WHAT TO WORK ON: Copy every line from the records that holds the word "JSON".

GIVEN INFORMATION:

════════════════

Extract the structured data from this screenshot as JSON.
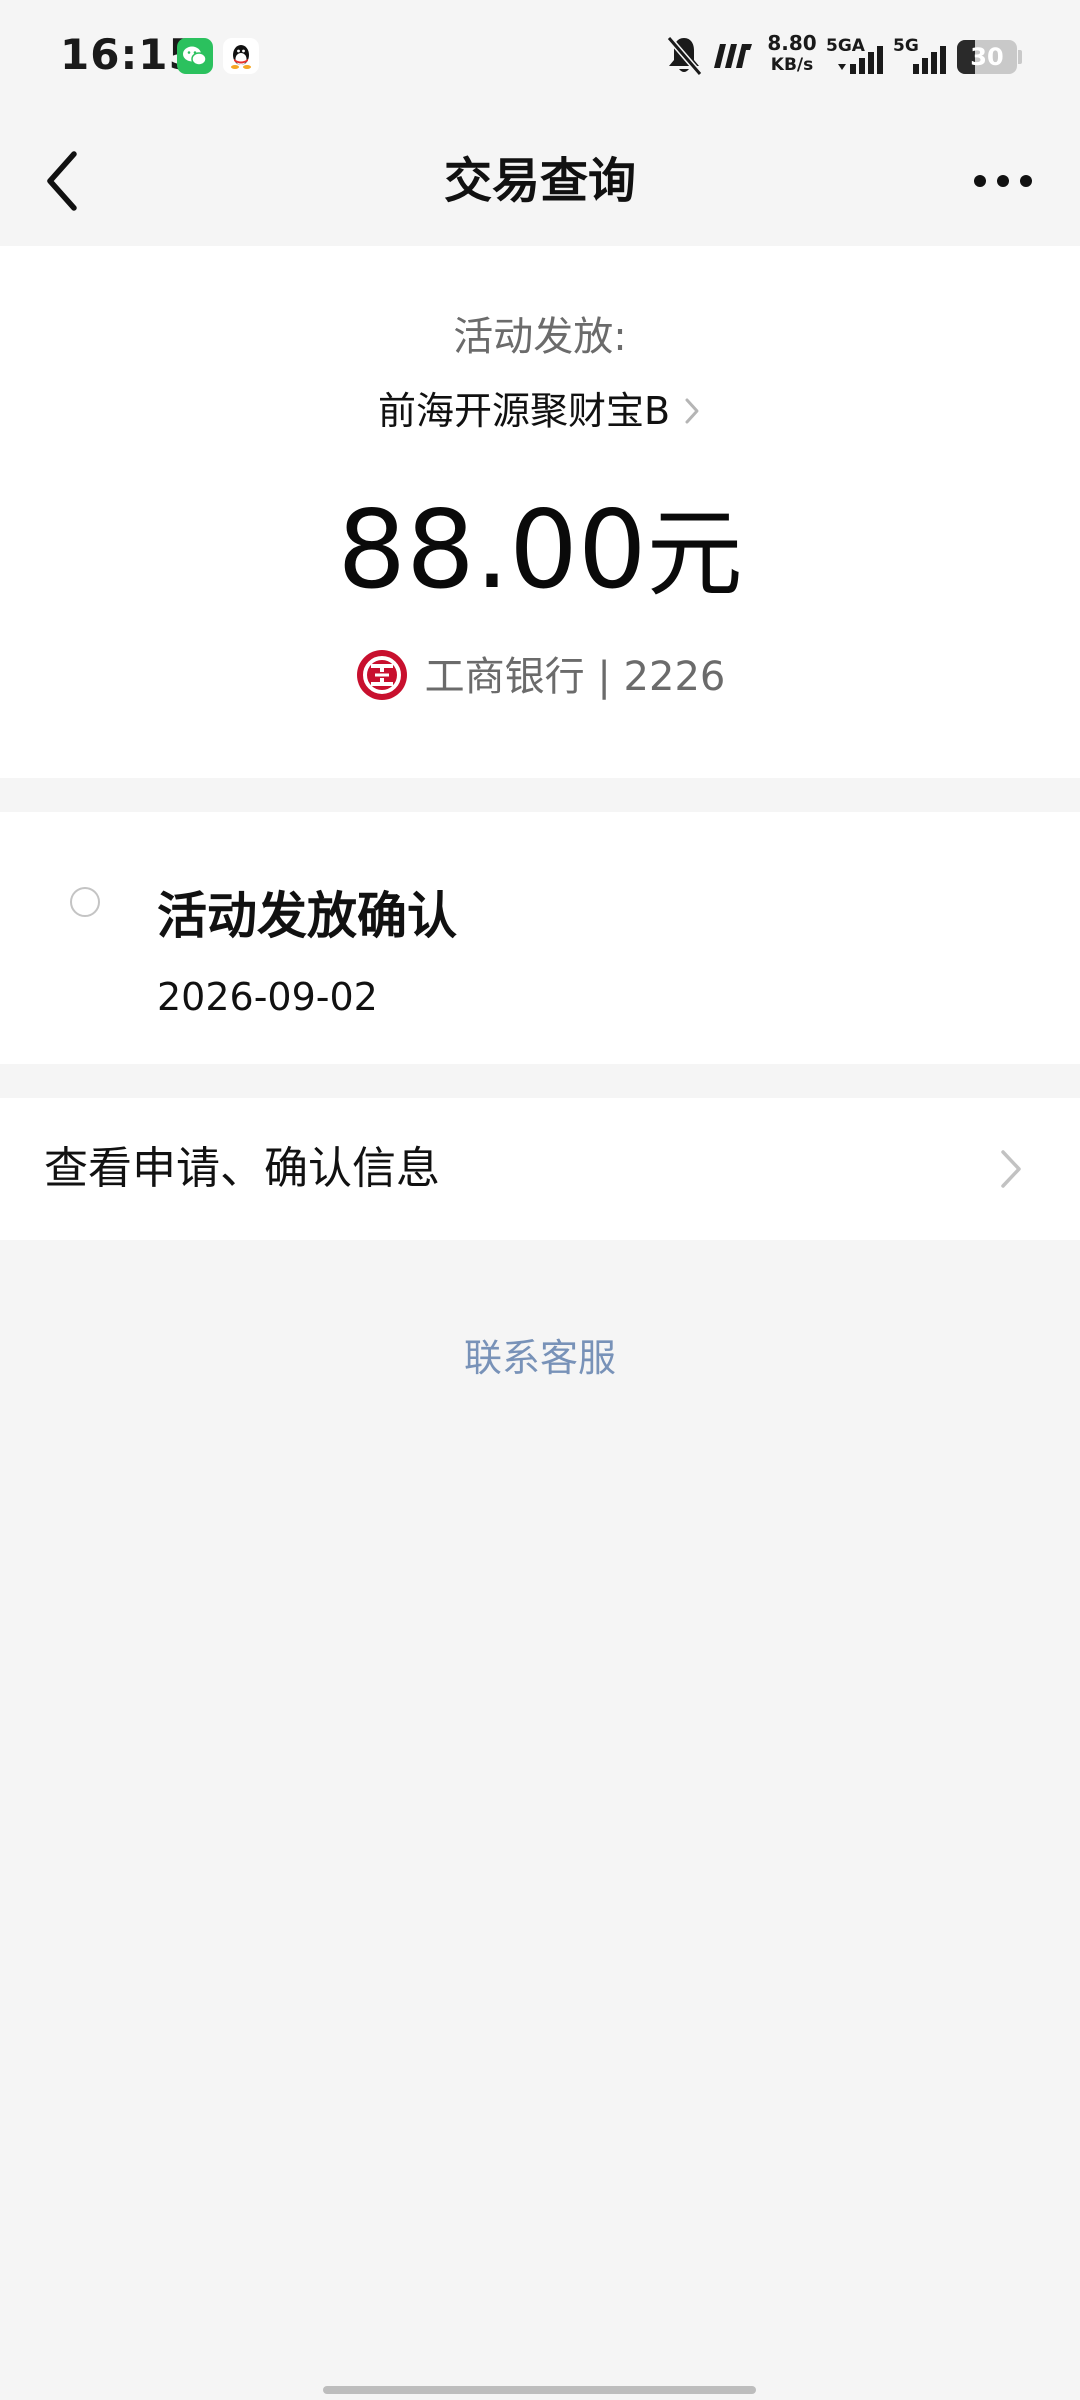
{
  "status_bar": {
    "time": "16:15",
    "net_speed": "8.80",
    "net_speed_unit": "KB/s",
    "network_1": "5GA",
    "network_2": "5G",
    "battery": "30",
    "battery_level_percent": 30,
    "icons": [
      "wechat-icon",
      "qq-icon",
      "bell-off-icon",
      "hd-icon",
      "signal-icon",
      "signal-icon",
      "battery-icon"
    ]
  },
  "nav": {
    "title": "交易查询",
    "back_icon": "chevron-left-icon",
    "more_icon": "more-dots-icon"
  },
  "summary": {
    "label": "活动发放:",
    "product": "前海开源聚财宝B",
    "amount": "88.00",
    "amount_unit": "元",
    "bank": "工商银行 | 2226"
  },
  "timeline": {
    "title": "活动发放确认",
    "date": "2026-09-02"
  },
  "detail": {
    "label": "查看申请、确认信息"
  },
  "support": {
    "label": "联系客服"
  },
  "colors": {
    "page_bg": "#f5f5f5",
    "card_bg": "#ffffff",
    "link": "#7892b8",
    "bank_red": "#c8102e",
    "wechat_green": "#2bc15e"
  }
}
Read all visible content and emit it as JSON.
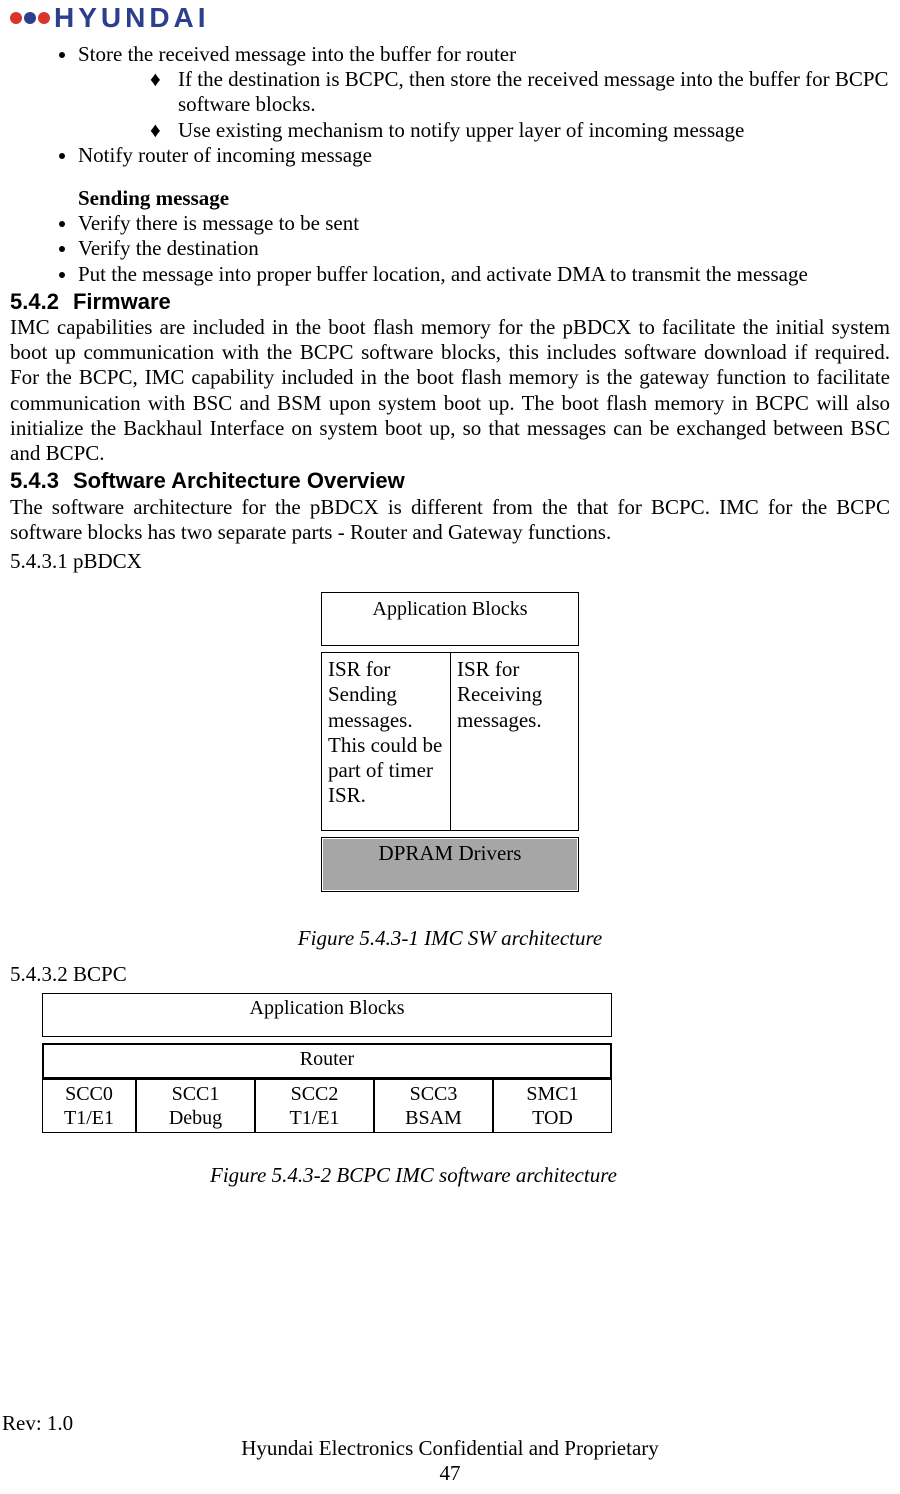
{
  "logo": {
    "text": "HYUNDAI"
  },
  "receiving": {
    "b1": "Store the received message into the buffer for router",
    "d1": "If the destination is BCPC, then store the received message into the buffer for BCPC software blocks.",
    "d2": "Use existing mechanism to notify upper layer of incoming message",
    "b2": "Notify router of incoming message"
  },
  "sending": {
    "title": "Sending message",
    "s1": "Verify there is message to be sent",
    "s2": "Verify the destination",
    "s3": "Put the message into proper buffer location, and activate DMA to transmit the message"
  },
  "sec542": {
    "num": "5.4.2",
    "title": "Firmware",
    "para": "IMC capabilities are included in the boot flash memory for the pBDCX to facilitate the initial system boot up communication with the BCPC software blocks, this includes software download if required.  For the BCPC, IMC capability included in the boot flash memory is the gateway function to facilitate communication with BSC and BSM upon system boot up.  The boot flash memory in BCPC will also initialize the Backhaul Interface on system boot up, so that messages can be exchanged between BSC and BCPC."
  },
  "sec543": {
    "num": "5.4.3",
    "title": "Software Architecture Overview",
    "para": "The software architecture for the pBDCX is different from the that for BCPC.  IMC for the BCPC software blocks  has two separate parts - Router and Gateway functions."
  },
  "sub5431": {
    "label": "5.4.3.1  pBDCX"
  },
  "diag1": {
    "app": "Application Blocks",
    "left": "ISR for Sending messages.  This could be part of timer ISR.",
    "right": "ISR for Receiving messages.",
    "bottom": "DPRAM Drivers",
    "caption": "Figure 5.4.3-1 IMC SW architecture"
  },
  "sub5432": {
    "label": "5.4.3.2  BCPC"
  },
  "diag2": {
    "app": "Application Blocks",
    "router": "Router",
    "cells": [
      {
        "l1": "SCC0",
        "l2": "T1/E1"
      },
      {
        "l1": "SCC1",
        "l2": "Debug"
      },
      {
        "l1": "SCC2",
        "l2": "T1/E1"
      },
      {
        "l1": "SCC3",
        "l2": "BSAM"
      },
      {
        "l1": "SMC1",
        "l2": "TOD"
      }
    ],
    "caption": "Figure 5.4.3-2 BCPC IMC software architecture"
  },
  "footer": {
    "rev": "Rev: 1.0",
    "conf": "Hyundai Electronics Confidential and Proprietary",
    "page": "47"
  }
}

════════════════

ANSWER TO THIS EXERCISE:
Extract the structured data from this screenshot as JSON.
Read all visible content and emit it as JSON.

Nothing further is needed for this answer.